Musicianship: Watson is a confident rhythm guitar player, but requires more familiarity with his instrument to be a soloist. His vocals have a signature grit, which he should feature more, but they often veer off pitch. Jones has rhythmic chops and commands attention from behind the kit. Cuyugan locks in with Jones, but seems a little careless with his fingering at times. Chaput is a fine lead player, but doesn’t get to showcase his skills nearly enough.
Performance: The band plowed through a set of originals in a sweaty, rock & roll fashion. From the opening tune, “Shoulda Saw it Coming,” Watson quickly established himself as a thrilling frontman as he jumped around the stage and engaged the audience, encouraging vocal participation. Although his stage antics entertained the packed venue, his vocals and guitar playing suffered.
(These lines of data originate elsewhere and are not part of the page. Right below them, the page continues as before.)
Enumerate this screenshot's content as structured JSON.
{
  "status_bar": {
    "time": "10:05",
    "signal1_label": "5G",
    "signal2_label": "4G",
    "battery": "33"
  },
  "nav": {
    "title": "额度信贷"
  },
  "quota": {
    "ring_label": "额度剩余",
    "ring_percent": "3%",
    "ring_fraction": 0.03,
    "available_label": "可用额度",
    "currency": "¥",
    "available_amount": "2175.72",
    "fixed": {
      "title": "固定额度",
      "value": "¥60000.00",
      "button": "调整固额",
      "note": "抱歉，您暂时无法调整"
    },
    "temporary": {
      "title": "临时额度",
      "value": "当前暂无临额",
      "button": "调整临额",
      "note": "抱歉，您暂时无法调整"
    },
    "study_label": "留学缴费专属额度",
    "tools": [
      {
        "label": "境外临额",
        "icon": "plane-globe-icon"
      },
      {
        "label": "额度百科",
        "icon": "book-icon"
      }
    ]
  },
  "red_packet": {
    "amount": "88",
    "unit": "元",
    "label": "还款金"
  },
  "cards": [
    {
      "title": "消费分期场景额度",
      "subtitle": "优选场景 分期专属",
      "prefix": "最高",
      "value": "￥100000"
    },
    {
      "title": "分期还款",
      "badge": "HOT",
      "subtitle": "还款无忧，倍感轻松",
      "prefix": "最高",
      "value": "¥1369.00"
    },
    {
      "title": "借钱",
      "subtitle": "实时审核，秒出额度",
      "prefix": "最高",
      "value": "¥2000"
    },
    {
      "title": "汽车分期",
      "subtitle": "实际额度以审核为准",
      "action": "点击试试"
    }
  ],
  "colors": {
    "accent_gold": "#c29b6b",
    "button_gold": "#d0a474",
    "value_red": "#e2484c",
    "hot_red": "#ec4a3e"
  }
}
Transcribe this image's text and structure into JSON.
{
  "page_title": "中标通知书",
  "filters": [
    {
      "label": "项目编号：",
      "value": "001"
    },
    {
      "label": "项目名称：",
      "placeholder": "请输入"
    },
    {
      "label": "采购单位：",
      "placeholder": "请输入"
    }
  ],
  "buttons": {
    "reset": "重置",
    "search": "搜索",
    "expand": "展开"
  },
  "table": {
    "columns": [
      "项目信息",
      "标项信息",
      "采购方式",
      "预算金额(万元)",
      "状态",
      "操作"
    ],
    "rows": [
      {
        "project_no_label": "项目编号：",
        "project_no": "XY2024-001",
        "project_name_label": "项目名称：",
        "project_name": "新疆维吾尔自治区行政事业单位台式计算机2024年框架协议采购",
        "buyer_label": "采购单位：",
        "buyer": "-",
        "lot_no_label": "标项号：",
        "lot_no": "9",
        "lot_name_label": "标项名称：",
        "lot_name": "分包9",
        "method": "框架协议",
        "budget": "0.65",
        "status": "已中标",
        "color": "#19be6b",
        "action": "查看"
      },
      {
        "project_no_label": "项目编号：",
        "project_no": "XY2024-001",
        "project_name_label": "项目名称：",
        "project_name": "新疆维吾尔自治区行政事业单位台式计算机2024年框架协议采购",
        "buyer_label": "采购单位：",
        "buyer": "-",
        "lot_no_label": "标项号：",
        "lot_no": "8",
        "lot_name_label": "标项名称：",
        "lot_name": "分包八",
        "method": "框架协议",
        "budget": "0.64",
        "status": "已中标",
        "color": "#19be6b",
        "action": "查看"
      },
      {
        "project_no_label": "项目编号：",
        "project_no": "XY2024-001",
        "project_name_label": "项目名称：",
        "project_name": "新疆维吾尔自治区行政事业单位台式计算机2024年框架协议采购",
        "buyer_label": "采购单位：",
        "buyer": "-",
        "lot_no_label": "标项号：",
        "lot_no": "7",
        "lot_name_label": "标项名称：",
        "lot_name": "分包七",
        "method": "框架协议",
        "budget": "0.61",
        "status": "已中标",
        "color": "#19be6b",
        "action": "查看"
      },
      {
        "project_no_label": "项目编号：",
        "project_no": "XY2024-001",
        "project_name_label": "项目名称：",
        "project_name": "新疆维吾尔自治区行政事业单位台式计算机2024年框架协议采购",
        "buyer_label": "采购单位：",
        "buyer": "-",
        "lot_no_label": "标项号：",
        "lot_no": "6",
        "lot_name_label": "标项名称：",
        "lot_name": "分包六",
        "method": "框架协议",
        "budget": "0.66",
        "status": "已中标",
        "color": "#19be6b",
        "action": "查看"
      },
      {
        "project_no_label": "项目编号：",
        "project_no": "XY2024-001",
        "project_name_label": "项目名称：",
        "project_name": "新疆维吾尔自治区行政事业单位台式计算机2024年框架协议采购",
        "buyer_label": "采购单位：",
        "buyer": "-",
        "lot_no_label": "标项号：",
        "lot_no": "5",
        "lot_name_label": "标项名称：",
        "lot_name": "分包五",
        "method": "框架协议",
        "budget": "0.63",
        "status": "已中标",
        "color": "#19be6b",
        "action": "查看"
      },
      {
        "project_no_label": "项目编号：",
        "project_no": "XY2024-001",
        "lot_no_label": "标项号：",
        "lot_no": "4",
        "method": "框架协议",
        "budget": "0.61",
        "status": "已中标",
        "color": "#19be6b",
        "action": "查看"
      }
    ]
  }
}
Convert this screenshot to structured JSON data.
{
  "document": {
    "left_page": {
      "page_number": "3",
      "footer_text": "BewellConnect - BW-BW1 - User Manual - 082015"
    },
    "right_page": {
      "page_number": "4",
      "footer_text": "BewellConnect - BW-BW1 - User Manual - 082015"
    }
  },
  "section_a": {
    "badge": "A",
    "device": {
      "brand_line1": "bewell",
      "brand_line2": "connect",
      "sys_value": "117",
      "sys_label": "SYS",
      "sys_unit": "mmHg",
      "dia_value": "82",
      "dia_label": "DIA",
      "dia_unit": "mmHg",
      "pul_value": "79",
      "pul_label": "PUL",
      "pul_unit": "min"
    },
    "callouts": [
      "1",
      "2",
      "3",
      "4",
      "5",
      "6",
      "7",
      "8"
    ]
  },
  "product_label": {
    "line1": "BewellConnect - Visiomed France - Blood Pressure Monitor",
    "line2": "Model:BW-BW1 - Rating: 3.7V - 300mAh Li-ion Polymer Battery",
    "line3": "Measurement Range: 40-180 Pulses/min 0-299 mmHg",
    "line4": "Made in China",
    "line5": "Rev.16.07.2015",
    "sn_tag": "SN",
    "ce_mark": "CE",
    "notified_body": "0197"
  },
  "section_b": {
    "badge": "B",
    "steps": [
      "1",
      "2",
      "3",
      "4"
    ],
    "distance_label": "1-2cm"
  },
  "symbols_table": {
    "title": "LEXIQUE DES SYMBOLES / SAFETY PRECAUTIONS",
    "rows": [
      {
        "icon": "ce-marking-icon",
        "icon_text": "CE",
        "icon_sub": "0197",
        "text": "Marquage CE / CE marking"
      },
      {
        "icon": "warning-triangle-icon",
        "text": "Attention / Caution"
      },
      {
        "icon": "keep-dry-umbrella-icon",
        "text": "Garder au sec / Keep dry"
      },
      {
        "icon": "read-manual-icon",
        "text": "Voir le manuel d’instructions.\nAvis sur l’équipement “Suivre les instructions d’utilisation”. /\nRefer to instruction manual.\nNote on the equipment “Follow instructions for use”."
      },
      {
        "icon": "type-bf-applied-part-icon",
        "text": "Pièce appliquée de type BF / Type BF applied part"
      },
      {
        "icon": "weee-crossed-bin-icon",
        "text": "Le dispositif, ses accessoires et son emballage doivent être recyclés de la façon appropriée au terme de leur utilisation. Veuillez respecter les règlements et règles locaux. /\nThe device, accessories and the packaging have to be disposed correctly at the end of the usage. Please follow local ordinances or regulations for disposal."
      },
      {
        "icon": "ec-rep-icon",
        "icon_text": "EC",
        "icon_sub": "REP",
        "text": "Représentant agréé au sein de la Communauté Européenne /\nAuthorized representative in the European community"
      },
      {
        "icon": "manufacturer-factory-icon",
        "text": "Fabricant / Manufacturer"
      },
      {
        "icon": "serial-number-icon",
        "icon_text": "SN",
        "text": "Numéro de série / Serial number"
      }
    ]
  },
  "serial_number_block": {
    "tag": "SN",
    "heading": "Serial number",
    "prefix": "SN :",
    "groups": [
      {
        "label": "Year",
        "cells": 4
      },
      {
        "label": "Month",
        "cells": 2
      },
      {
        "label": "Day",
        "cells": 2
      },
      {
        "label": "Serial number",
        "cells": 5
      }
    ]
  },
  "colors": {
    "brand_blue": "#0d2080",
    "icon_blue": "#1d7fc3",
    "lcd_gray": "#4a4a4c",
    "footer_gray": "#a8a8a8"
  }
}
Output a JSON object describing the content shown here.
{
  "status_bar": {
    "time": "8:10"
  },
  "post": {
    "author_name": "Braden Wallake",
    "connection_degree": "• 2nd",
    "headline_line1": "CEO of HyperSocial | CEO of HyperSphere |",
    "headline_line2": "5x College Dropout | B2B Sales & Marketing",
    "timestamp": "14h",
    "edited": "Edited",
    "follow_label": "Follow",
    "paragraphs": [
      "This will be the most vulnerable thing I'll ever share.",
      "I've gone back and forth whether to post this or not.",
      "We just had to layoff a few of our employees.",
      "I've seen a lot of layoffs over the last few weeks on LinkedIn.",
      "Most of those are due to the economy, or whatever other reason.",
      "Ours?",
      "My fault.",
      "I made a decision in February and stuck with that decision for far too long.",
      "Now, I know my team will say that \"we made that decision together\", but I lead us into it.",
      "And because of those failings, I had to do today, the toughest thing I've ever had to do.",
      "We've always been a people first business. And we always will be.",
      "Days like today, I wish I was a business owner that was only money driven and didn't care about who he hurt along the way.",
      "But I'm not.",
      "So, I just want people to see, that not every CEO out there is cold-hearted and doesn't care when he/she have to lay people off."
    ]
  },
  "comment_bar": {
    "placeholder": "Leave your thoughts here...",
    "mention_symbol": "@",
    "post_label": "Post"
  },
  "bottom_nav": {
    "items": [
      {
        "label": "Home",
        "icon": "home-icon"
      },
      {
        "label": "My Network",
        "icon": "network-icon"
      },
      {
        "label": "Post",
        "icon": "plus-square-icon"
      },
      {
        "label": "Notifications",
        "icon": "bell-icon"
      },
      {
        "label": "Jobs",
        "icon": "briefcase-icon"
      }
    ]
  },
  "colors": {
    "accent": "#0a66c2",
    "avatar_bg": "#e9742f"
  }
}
Similarly, Cuyugan focused less on his bass lines and more on jumping about. This by no means ruined the show, but it did compromise musicianship for entertainment. Jones and Chaput kept the band afloat, remaining tightknit throughout the set.
The band’s set took an interesting turn during “The Circus,” a ska-inspired song with odd rap vocals. Native June finished strong with “In Shadows” and “Saturday Night,” to which the crowd joined in for a chanting chorus.
Summary: Native June has a knack for songwriting, but at this point in their development the band should play to its strengths. While musical experimentation is commendable, with the band’s classic rock leanings as a crowd-pleaser, finding a distinctive sound is now paramount.
Venue: The Viper Room
City: Los Angeles, CA